- [EXERCISE REQUIREMENTS]:
Isolate every line in the records below with "accused" in it.

----------------

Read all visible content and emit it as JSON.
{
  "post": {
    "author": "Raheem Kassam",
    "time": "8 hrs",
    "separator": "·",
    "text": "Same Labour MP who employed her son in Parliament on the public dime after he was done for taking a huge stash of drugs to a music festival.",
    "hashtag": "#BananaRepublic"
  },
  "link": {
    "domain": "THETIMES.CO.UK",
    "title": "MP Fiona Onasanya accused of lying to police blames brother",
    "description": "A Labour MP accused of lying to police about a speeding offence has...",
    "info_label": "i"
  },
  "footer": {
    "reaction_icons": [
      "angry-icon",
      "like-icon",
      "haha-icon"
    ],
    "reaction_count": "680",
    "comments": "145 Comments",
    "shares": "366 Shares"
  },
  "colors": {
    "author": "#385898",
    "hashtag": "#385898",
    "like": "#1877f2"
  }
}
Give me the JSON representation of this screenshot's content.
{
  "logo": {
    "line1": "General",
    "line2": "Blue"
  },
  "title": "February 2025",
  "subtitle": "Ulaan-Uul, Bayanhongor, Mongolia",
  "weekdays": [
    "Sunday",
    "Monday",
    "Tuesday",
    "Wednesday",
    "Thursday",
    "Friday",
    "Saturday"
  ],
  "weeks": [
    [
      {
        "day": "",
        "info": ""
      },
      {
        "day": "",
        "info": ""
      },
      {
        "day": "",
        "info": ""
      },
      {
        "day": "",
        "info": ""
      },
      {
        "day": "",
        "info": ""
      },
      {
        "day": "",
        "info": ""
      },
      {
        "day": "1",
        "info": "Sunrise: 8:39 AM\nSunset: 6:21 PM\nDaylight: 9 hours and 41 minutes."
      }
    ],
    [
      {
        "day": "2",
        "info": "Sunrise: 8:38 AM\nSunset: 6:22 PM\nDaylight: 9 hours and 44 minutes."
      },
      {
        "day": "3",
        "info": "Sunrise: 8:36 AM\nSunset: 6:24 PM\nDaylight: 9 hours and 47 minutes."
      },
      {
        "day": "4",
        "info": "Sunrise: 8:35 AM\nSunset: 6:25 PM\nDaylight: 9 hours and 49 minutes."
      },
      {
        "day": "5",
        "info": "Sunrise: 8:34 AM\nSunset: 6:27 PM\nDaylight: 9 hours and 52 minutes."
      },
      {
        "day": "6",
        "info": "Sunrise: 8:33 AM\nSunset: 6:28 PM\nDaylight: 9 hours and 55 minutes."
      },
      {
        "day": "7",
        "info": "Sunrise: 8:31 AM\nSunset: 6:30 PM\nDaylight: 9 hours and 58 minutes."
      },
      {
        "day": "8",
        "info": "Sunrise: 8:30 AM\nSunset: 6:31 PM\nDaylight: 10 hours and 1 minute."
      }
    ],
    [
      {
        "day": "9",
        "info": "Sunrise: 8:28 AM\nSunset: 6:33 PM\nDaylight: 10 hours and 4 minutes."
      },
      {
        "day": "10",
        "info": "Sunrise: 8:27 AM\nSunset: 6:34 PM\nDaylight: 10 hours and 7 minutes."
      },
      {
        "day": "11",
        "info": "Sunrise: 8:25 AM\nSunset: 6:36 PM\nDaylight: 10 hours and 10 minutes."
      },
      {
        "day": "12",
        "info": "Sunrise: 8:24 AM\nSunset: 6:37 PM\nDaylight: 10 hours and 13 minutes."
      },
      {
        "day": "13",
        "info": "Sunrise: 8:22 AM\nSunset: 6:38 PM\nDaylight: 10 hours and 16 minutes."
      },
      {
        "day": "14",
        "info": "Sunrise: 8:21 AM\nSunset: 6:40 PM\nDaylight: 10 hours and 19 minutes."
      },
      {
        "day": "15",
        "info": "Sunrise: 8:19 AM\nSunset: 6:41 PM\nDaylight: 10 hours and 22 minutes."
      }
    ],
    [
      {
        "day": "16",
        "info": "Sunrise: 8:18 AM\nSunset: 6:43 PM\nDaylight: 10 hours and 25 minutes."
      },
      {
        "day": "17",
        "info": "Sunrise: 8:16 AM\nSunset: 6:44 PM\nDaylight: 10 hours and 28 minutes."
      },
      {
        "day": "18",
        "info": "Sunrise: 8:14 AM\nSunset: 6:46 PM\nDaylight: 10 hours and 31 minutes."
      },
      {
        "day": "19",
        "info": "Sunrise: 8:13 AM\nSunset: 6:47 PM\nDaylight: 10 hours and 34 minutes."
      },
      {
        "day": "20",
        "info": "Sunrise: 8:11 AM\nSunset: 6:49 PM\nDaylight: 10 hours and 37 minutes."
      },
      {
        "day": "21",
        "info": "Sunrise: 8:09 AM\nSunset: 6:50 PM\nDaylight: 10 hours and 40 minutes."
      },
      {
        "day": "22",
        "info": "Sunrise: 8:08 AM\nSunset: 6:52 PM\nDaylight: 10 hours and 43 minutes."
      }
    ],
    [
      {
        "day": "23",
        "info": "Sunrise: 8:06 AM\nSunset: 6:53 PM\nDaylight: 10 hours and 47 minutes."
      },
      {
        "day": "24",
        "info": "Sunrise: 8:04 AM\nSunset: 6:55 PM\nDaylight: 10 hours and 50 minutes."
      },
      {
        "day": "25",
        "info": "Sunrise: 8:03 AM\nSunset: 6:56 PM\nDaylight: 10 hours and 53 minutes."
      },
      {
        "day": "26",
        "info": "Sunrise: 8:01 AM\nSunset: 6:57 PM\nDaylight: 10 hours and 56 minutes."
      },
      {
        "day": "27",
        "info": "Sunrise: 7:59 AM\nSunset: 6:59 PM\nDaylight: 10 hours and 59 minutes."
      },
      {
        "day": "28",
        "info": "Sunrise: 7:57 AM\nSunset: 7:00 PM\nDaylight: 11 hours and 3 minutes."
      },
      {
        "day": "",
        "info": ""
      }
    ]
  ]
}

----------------

- [SOLUTION TO THIS PROBLEM]:
    "title": "MP Fiona Onasanya accused of lying to police blames brother",
    "description": "A Labour MP accused of lying to police about a speeding offence has...",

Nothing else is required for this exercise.